(Roughly) Daily

“Warning: this guide contains highly offensive language and discussion of content which may cause offence”*…

Salty language, systematically sorted…

Ofcom [the UK’s communications regulator— essentially their FCC] commissioned Ipsos MORI to conduct research to help them understand public attitudes towards offensive language on TV and radio. This document serves as a Quick Reference Guide summarising views towards the acceptability of individual words on TV and radio…

For example…

And there’s more: other sections unpack the relative offensiveness of “references to body parts,” “sexual references,” “political references,” “references to race, nationality, and ethnicity,” “references to sexual orientation and gender identity,” “religious references,” and “Non-English words” [mostly South Asian].

Public Attitudes to Offensive Language on TV and Radio: a Quick Reference Guide… a report that doubles as a remarkable lexicon.

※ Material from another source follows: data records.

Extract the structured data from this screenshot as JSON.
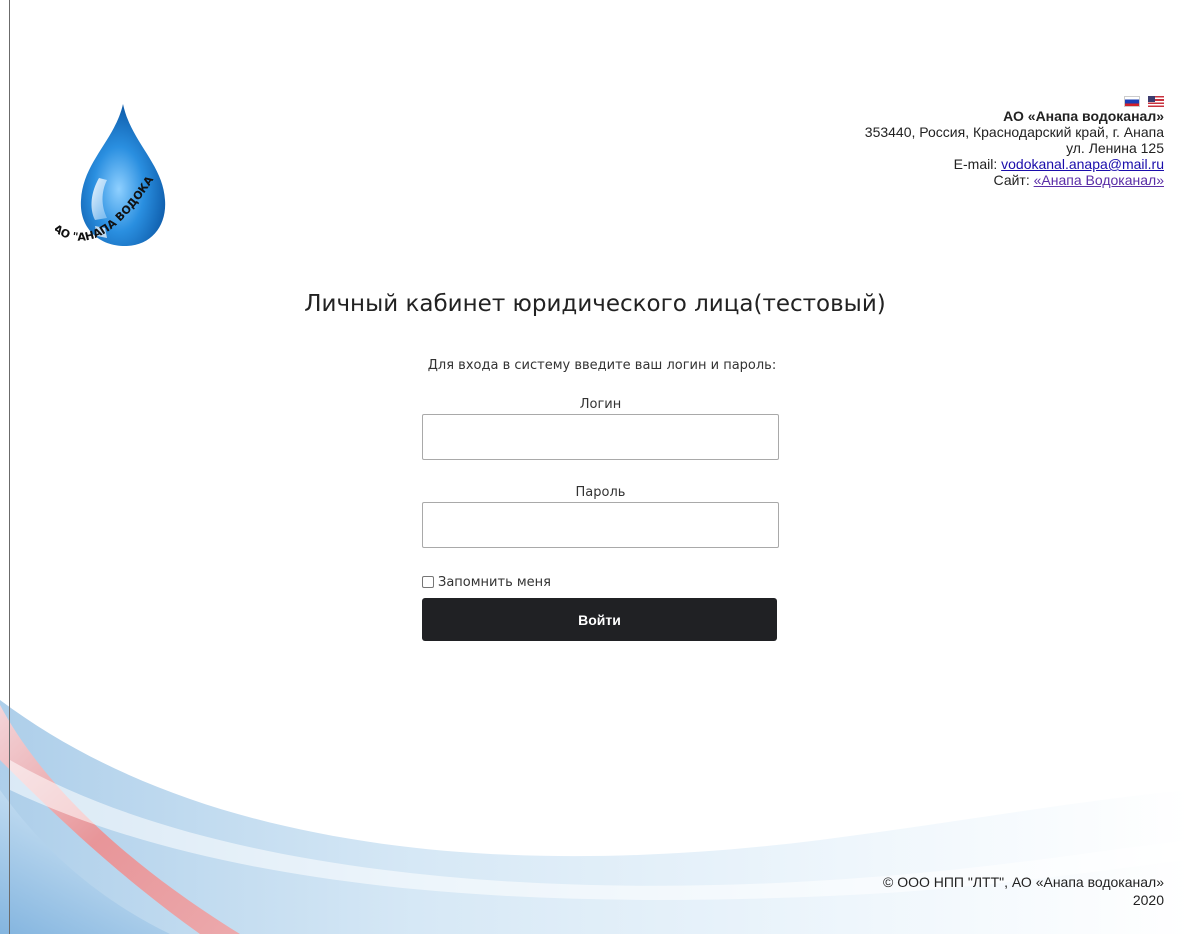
{
  "header": {
    "company_name": "АО «Анапа водоканал»",
    "address_line1": "353440, Россия, Краснодарский край, г. Анапа",
    "address_line2": "ул. Ленина 125",
    "email_label": "E-mail: ",
    "email_link": "vodokanal.anapa@mail.ru",
    "site_label": "Сайт: ",
    "site_link": "«Анапа Водоканал»",
    "flags": [
      "flag-ru-icon",
      "flag-us-icon"
    ]
  },
  "logo": {
    "text": "АО \"АНАПА ВОДОКАНАЛ\""
  },
  "main": {
    "title": "Личный кабинет юридического лица(тестовый)",
    "instructions": "Для входа в систему введите ваш логин и пароль:",
    "login_label": "Логин",
    "login_value": "",
    "password_label": "Пароль",
    "password_value": "",
    "remember_label": "Запомнить меня",
    "remember_checked": false,
    "submit_label": "Войти"
  },
  "footer": {
    "copyright": "© ООО НПП \"ЛТТ\", АО «Анапа водоканал»",
    "year": "2020"
  },
  "colors": {
    "button_bg": "#202124",
    "link": "#1a0dab",
    "wave_blue": "#bcd9ef",
    "wave_red": "#e84a4a",
    "drop_blue": "#1f7fd6"
  }
}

See also: “Cursing and the Bloody Class Struggle.”

* from the title page of this report

###

As we curse carefully, we might recall that it was on this date in 1888 that The “From Hell” letter was postmarked. Received the next day by George Lusk, head of the Whitechapel Vigilance Committee, it purported to be from the serial killer we know as Jack the Ripper, who enclosed half a preserved human kidney. The police and Lusk’s group received hundreds of letters pertaining to the Ripper case, many dozen supposedly from the killer himself. The “From Hell” letter is one of the few that has been seriously considered to be genuine.

source

%d bloggers like this: